Swift originally released a statement about the track, saying the rapper “did not call for approval, but to ask Taylor to release his single ‘Famous’ on her Twitter account.” She also added that she was “never made aware of the actual lyrics, ‘I made that bitch famous.'”
After Kardashian West posted the phone call recording, Swift wrote on Instagram that the call was “secretly” recorded.
Multiple sources confirm to PEOPLE that West recorded the conversation from Los Angeles and that the rapper did not tell Swift at the start of the conversation that he was recording. If that is the case, he may have violated California’s “two-party consent” law.
The two-party consent law makes it a felony to record or eavesdrop on any confidential communication – namely, a phone call – without the consent of all those involved, Gregory G. Brown, Esq. of Irvine-based business, family and trial law firm Brown & Charbonneau, LLP tells PEOPLE.

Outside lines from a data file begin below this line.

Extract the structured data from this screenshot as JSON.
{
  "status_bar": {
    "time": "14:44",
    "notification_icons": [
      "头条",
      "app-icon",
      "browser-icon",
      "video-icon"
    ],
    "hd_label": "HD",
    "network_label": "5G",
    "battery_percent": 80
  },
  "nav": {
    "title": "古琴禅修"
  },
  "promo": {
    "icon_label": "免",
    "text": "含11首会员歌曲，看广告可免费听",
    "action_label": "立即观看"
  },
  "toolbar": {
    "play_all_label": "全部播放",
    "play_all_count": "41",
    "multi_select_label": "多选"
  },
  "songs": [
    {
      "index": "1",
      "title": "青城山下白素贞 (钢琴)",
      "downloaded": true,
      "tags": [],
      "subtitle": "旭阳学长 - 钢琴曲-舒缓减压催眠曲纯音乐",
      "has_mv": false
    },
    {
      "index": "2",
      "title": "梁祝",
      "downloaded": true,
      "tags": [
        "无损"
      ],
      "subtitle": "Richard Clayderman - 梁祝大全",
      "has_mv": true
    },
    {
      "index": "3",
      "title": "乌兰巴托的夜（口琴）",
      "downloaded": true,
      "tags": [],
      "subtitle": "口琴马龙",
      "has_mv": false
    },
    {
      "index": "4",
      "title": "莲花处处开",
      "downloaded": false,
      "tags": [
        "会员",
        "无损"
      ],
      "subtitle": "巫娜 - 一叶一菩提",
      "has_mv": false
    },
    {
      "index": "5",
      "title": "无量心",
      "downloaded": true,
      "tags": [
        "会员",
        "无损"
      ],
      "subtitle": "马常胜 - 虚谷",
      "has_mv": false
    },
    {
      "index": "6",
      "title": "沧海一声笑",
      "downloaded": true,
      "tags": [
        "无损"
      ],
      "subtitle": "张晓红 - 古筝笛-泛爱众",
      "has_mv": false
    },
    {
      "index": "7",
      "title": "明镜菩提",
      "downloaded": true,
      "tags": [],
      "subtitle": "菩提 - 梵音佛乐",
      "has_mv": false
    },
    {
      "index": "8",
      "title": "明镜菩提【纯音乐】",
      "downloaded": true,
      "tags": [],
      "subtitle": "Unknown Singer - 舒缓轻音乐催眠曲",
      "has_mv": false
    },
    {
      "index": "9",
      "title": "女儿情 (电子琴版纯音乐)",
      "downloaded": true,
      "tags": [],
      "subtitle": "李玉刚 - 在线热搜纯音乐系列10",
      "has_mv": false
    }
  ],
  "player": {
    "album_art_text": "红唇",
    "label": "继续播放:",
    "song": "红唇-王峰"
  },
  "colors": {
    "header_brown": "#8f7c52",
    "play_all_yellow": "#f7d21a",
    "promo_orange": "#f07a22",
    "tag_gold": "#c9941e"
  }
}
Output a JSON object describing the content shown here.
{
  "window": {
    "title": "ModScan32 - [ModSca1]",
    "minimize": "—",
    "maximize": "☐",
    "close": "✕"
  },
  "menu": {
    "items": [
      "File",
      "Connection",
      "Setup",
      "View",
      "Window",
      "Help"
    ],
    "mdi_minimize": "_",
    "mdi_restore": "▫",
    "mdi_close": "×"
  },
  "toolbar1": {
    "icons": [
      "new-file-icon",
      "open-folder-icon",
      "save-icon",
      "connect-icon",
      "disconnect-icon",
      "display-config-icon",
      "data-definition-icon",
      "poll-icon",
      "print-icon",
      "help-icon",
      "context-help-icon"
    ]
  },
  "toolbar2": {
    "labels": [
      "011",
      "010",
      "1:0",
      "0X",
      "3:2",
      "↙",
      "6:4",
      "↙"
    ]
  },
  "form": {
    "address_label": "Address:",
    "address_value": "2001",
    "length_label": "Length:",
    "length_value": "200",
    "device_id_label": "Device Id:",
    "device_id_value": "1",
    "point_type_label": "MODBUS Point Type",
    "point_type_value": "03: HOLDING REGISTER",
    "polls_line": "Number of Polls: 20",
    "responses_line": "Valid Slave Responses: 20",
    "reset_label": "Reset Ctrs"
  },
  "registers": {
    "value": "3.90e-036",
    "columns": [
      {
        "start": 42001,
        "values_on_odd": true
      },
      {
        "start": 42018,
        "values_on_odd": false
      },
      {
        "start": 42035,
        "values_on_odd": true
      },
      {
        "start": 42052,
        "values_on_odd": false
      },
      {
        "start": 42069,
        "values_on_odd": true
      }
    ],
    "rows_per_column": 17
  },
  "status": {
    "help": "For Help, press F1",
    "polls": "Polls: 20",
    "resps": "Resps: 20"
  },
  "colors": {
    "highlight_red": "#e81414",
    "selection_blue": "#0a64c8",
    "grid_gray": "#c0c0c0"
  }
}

As Swift likely had a reasonable expectation that the call would be private, West would be in violation of the wiretapping law.
“It’s a crime to do that, and the potential punishment is $2,500 dollars per violation and up to a year in prison,” Brown says, adding, “There are also civil damages that you can get, which is $3,000 or three times the actual damages.”
And Swift has taken action – in February, she threatened West with criminal prosecution for recording her without her knowledge, and demanded he destroy any video, PEOPLE confirms. The singer still has the right to file a lawsuit against the couple.
In addition, Brown says, “Taylor might have a claim of invasion of privacy if she thought this was a confidential communication between her and Kanye.”
Multiple insiders also say that the rapper always records his entire album-creation process for his archives and he is not afraid of any impending litigation. After he released the music video for the song, the rapper tweeted “Can somebody sue me already #I’llwait.”
California’s recording statute previously played a part in the 2014 drama surrounding Los Angeles Clippers owner Donald Sterling, who was banned from the NBA for life after his private conversation during which he used racial slurs was leaked. Lawyers argued, at the time, that Sterling had consented to the recording.
The new clips from Swift and West’s conversation were released following Kardashian West’s GQ cover interview where she claimed the phone call existed. Swift has never denied the existence of the phone call, and her rep released a statement to GQ saying the singer heard “Famous” “for the first time when everyone else did and was humiliated.”
Reporting by Melody Chiu, Elizabeth Leonard, and Janine Rubenstein